• **What is being asked**
Return every entry from the listing below unaltered.

• **Supplied entries**
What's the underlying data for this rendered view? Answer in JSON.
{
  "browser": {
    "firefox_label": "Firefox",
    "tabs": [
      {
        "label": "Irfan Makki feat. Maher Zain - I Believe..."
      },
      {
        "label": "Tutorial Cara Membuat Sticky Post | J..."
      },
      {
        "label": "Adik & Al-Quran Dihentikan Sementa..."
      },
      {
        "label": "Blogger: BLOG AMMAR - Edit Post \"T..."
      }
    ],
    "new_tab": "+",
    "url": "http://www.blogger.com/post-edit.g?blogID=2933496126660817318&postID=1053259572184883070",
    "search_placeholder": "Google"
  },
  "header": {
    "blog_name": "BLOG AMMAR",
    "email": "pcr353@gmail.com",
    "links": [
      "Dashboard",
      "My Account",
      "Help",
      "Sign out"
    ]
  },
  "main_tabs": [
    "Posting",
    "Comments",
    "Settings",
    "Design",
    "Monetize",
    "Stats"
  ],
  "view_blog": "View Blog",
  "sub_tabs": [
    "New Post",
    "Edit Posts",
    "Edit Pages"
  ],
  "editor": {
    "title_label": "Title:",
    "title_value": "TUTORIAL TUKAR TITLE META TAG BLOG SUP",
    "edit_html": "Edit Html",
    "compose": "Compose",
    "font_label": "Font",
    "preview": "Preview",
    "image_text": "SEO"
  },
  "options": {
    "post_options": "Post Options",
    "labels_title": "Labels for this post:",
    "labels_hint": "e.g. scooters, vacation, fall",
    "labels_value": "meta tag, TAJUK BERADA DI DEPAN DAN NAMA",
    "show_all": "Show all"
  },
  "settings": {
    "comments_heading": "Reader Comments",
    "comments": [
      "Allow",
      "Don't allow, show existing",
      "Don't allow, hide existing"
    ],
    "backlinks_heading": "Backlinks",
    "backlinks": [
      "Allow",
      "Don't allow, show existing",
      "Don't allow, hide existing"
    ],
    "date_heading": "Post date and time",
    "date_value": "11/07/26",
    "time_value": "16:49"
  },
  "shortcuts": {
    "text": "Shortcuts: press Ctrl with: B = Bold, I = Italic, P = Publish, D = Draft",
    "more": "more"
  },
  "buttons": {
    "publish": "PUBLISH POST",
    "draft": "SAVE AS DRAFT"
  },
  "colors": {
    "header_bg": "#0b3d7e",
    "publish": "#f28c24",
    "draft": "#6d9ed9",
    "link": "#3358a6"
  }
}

• **Output for this task**
What's the underlying data for this rendered view? Answer in JSON.
{
  "browser": {
    "firefox_label": "Firefox",
    "tabs": [
      {
        "label": "Irfan Makki feat. Maher Zain - I Believe..."
      },
      {
        "label": "Tutorial Cara Membuat Sticky Post | J..."
      },
      {
        "label": "Adik & Al-Quran Dihentikan Sementa..."
      },
      {
        "label": "Blogger: BLOG AMMAR - Edit Post \"T..."
      }
    ],
    "new_tab": "+",
    "url": "http://www.blogger.com/post-edit.g?blogID=2933496126660817318&postID=1053259572184883070",
    "search_placeholder": "Google"
  },
  "header": {
    "blog_name": "BLOG AMMAR",
    "email": "pcr353@gmail.com",
    "links": [
      "Dashboard",
      "My Account",
      "Help",
      "Sign out"
    ]
  },
  "main_tabs": [
    "Posting",
    "Comments",
    "Settings",
    "Design",
    "Monetize",
    "Stats"
  ],
  "view_blog": "View Blog",
  "sub_tabs": [
    "New Post",
    "Edit Posts",
    "Edit Pages"
  ],
  "editor": {
    "title_label": "Title:",
    "title_value": "TUTORIAL TUKAR TITLE META TAG BLOG SUP",
    "edit_html": "Edit Html",
    "compose": "Compose",
    "font_label": "Font",
    "preview": "Preview",
    "image_text": "SEO"
  },
  "options": {
    "post_options": "Post Options",
    "labels_title": "Labels for this post:",
    "labels_hint": "e.g. scooters, vacation, fall",
    "labels_value": "meta tag, TAJUK BERADA DI DEPAN DAN NAMA",
    "show_all": "Show all"
  },
  "settings": {
    "comments_heading": "Reader Comments",
    "comments": [
      "Allow",
      "Don't allow, show existing",
      "Don't allow, hide existing"
    ],
    "backlinks_heading": "Backlinks",
    "backlinks": [
      "Allow",
      "Don't allow, show existing",
      "Don't allow, hide existing"
    ],
    "date_heading": "Post date and time",
    "date_value": "11/07/26",
    "time_value": "16:49"
  },
  "shortcuts": {
    "text": "Shortcuts: press Ctrl with: B = Bold, I = Italic, P = Publish, D = Draft",
    "more": "more"
  },
  "buttons": {
    "publish": "PUBLISH POST",
    "draft": "SAVE AS DRAFT"
  },
  "colors": {
    "header_bg": "#0b3d7e",
    "publish": "#f28c24",
    "draft": "#6d9ed9",
    "link": "#3358a6"
  }
}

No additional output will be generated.